  2. Has a way to support the rigid heddle in the up, down, and neutral positions; and often has supports for 2 and sometimes 3 heddles.
  3. Provides a secure mechanism like a ratchet and pawl to advance the warp and maintain tension (designs like wing nuts, a rotating bar, or clamps are more fiddly).
  4. The rigid heddle is designed to be used as a beater (some older designs using wire are a bit more fragile).
  5. The holes are oval and not a tiny circle so that they allow using a larger hook to thread.
  6. The heddle is big enough to make a good shed - tiny heddles produce tiny sheds. The visible plastic on my Ashford heddles is a bit over 3”, the entire piece with the wood is well over 4” tall, while the heddle on the toy loom I describe below was probably less than 2".
  7. Uses an apron rod to attach the warp.
  8. Can handle a warp that's a few yards long, e.g. to make an adult sized scarf, 4-6 placemats, etc.

The rigid heddle looms by Ashford, Glimakra, Schacht, Leclerc, and Kromski meet all of those requirements. The larger Beka looms don’t use an apron rod, while their 4 and 10” Beginner’s Loom models are missing most of the quality of life features to keep costs low.

A toy rigid heddle loom on the left, compared to 2 full featured looms on the right
A toy rigid heddle loom on the left, compared to 2 full featured looms on the right

The photo above has an example of a simple toy loom on the left, a Spears loom from the 1980s. It meets the basic definition, but has none of the quality of life features, and it's really only suitable for very small projects. The heddle is tiny, and was difficult to use without getting fingers in the way, causing floats, and while the warp can be rolled up a little - the pieces that hold the warp and the fabric lift out and can be turned, but it's hard to maintain tension while doing so and some of the yarns would fall out of the teeth that hold them in place. I was able to play around with a pick up pattern though - it functions as a rigid heddle loom, just not very well.

On the right, I've got my 16" Ashford Sample-It (with a narrow band on) sitting inside my 24" Ashford Rigid heddle loom. There are heddle blocks on the sides, a ratchet and pawl system to advance the warp, and the warp is attached with an apron rod.

What are some advantages of this design? #

Rigid heddle looms are lightweight and inexpensive compared to shaft looms and offer a wide range of patterning capabilities through using pick up sticks or multiple heddles. They are simple to learn to weave on, but can also offer a great deal of flexibility with a bit more effort. You can use them to weave moderately long, moderately wide fabric.

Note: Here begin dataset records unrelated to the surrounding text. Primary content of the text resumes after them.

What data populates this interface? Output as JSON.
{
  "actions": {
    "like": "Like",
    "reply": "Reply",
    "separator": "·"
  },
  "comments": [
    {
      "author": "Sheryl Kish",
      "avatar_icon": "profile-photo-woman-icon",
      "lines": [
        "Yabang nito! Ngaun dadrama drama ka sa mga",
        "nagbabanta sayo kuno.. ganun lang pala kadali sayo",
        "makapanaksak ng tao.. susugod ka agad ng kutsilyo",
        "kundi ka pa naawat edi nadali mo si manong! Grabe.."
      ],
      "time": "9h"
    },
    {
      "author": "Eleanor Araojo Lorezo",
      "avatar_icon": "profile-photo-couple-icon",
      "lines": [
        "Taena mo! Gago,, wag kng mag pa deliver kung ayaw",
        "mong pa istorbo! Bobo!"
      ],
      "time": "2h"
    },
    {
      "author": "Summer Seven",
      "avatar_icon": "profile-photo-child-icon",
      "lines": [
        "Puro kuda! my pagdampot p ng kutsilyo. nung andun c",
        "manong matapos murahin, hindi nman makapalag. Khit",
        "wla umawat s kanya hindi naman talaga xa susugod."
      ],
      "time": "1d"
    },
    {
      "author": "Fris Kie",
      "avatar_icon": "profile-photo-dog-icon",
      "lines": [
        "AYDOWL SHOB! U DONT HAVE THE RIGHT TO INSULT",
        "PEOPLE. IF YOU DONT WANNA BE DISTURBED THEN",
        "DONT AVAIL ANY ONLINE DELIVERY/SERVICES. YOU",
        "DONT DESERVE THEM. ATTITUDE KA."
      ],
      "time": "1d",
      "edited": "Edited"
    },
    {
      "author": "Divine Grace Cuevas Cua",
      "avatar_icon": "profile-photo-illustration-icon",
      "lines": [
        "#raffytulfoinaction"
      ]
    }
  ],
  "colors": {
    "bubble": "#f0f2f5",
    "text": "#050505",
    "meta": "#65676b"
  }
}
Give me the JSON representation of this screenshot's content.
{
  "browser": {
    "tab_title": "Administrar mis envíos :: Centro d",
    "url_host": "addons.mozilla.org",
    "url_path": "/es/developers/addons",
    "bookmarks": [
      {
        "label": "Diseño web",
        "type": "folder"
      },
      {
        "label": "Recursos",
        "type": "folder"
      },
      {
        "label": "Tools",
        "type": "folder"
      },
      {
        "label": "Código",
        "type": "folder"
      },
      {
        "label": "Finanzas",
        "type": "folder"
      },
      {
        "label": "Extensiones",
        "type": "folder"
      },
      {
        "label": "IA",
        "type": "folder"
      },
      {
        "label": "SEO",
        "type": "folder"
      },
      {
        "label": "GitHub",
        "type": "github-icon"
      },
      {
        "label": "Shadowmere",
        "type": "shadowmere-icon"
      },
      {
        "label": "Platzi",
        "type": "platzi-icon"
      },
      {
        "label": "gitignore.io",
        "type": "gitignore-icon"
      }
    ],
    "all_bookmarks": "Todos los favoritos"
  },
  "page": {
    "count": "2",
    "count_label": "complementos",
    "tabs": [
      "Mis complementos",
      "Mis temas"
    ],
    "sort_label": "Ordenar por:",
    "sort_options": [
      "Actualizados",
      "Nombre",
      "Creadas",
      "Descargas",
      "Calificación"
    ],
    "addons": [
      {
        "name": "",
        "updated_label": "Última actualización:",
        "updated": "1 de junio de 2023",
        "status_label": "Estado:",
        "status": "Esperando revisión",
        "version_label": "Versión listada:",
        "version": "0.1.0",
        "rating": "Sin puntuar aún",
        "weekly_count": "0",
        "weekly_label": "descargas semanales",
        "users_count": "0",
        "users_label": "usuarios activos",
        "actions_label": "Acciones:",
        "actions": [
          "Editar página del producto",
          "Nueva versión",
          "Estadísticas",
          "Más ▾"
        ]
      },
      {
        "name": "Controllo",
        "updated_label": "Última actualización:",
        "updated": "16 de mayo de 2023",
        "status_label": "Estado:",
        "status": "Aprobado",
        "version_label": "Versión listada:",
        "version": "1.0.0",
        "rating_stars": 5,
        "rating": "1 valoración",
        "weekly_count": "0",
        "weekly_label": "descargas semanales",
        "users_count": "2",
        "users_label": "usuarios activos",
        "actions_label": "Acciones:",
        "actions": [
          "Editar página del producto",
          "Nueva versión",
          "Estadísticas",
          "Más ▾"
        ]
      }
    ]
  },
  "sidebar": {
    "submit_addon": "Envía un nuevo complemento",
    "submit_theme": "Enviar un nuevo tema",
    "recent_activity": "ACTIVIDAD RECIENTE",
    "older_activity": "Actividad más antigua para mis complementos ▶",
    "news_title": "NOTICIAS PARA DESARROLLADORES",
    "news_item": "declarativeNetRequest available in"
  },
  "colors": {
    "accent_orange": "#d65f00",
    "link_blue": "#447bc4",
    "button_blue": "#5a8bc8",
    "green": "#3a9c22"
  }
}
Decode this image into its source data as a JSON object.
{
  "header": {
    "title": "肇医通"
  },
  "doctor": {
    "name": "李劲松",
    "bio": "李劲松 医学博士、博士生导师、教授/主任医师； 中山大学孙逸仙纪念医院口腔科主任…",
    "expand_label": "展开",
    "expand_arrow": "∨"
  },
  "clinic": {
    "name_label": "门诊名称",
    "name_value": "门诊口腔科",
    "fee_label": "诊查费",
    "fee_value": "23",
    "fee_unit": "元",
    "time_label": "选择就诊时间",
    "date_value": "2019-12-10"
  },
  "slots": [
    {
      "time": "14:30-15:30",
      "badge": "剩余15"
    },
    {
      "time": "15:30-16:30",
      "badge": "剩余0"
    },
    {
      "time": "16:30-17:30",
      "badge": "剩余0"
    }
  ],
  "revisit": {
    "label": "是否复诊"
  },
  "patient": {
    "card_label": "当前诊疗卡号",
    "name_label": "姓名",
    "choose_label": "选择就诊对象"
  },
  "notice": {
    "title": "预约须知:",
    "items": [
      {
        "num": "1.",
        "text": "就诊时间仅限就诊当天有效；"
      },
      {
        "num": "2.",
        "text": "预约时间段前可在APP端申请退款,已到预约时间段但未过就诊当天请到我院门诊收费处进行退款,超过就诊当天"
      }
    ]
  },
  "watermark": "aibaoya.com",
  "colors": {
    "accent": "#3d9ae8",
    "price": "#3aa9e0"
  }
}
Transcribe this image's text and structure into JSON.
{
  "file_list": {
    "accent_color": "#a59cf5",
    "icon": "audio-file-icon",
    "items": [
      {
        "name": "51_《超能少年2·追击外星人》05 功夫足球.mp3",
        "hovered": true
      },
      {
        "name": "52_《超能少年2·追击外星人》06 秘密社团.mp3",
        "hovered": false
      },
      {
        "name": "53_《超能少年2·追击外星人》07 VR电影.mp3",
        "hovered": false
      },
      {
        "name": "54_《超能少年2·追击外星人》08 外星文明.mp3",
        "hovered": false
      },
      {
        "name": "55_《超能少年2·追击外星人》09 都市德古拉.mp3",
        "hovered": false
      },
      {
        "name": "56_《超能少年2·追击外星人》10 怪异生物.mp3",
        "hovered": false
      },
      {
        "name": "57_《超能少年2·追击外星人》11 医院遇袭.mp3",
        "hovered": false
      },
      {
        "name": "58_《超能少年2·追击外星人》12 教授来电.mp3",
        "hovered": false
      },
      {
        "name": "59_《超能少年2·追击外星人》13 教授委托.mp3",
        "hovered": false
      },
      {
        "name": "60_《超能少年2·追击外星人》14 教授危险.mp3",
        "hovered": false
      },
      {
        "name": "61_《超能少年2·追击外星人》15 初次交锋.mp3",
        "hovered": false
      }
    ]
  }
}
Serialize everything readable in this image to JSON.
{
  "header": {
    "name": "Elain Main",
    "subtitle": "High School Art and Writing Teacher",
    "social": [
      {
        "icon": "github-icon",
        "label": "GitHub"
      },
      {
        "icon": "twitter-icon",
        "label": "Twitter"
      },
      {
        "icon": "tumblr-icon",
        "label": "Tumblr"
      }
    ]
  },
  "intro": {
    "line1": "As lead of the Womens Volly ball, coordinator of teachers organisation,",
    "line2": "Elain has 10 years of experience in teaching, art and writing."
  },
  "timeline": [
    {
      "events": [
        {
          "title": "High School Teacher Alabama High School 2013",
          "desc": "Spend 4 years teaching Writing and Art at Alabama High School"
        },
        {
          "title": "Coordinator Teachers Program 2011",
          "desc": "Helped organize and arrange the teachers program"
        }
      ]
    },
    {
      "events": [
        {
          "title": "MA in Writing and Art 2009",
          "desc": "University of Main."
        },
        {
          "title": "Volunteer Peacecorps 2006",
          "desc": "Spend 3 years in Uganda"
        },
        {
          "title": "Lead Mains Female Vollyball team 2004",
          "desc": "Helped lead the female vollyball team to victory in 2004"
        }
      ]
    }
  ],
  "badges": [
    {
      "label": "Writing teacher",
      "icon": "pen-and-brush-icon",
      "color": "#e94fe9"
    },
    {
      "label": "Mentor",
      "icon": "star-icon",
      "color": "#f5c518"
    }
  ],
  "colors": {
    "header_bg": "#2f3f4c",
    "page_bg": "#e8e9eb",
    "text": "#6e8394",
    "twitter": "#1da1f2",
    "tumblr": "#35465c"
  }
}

The magic of a rigid heddle loom for patterning is that the slot yarns can be freely manipulated to enhance the patterning capabilities beyond plain weave. Importantly, you can insert a pick up stick and leave it in place; pick up patterning can be done on most looms, but usually the stick can’t be left in place and saved. But you can also change the pick up pattern easily at different places in your warp, which can lend itself to some kinds of designs that are impractical on shaft looms, or at least on the 4-8 shafts most weavers have!

You can also use 2-3 heddles in sequence to produce patterns you would need 3-4 shafts for, or beyond when combined with the flexibility of pick up. When doing even more intricate designs that use multiple pick up patterns in sequence, you can also use string heddles on a heddle rod to save more than one pattern.

And some disadvantages? #

While rigid heddle looms are very flexible tools, they are slower to weave on than a shaft loom, particularly when doing more intricate patterns that work well with the constraints of a shaft loom. Rigid heddle looms are also not very good at dealing with fine fabric.

Because the weaver needs to manipulate the entire heddle, many people find narrower rigid heddle looms much easier to work with; they are available in widths up to 48”, though most manufacturers only go up to 30-32”, and many people prefer to stick to 24” or narrower.

All told, rigid heddle looms are a great place to start with weaving, or, a great place to move up to from an even simpler loom!

Check out Not So Rigid Designer, my online weaving software for rigid heddle loom weavers!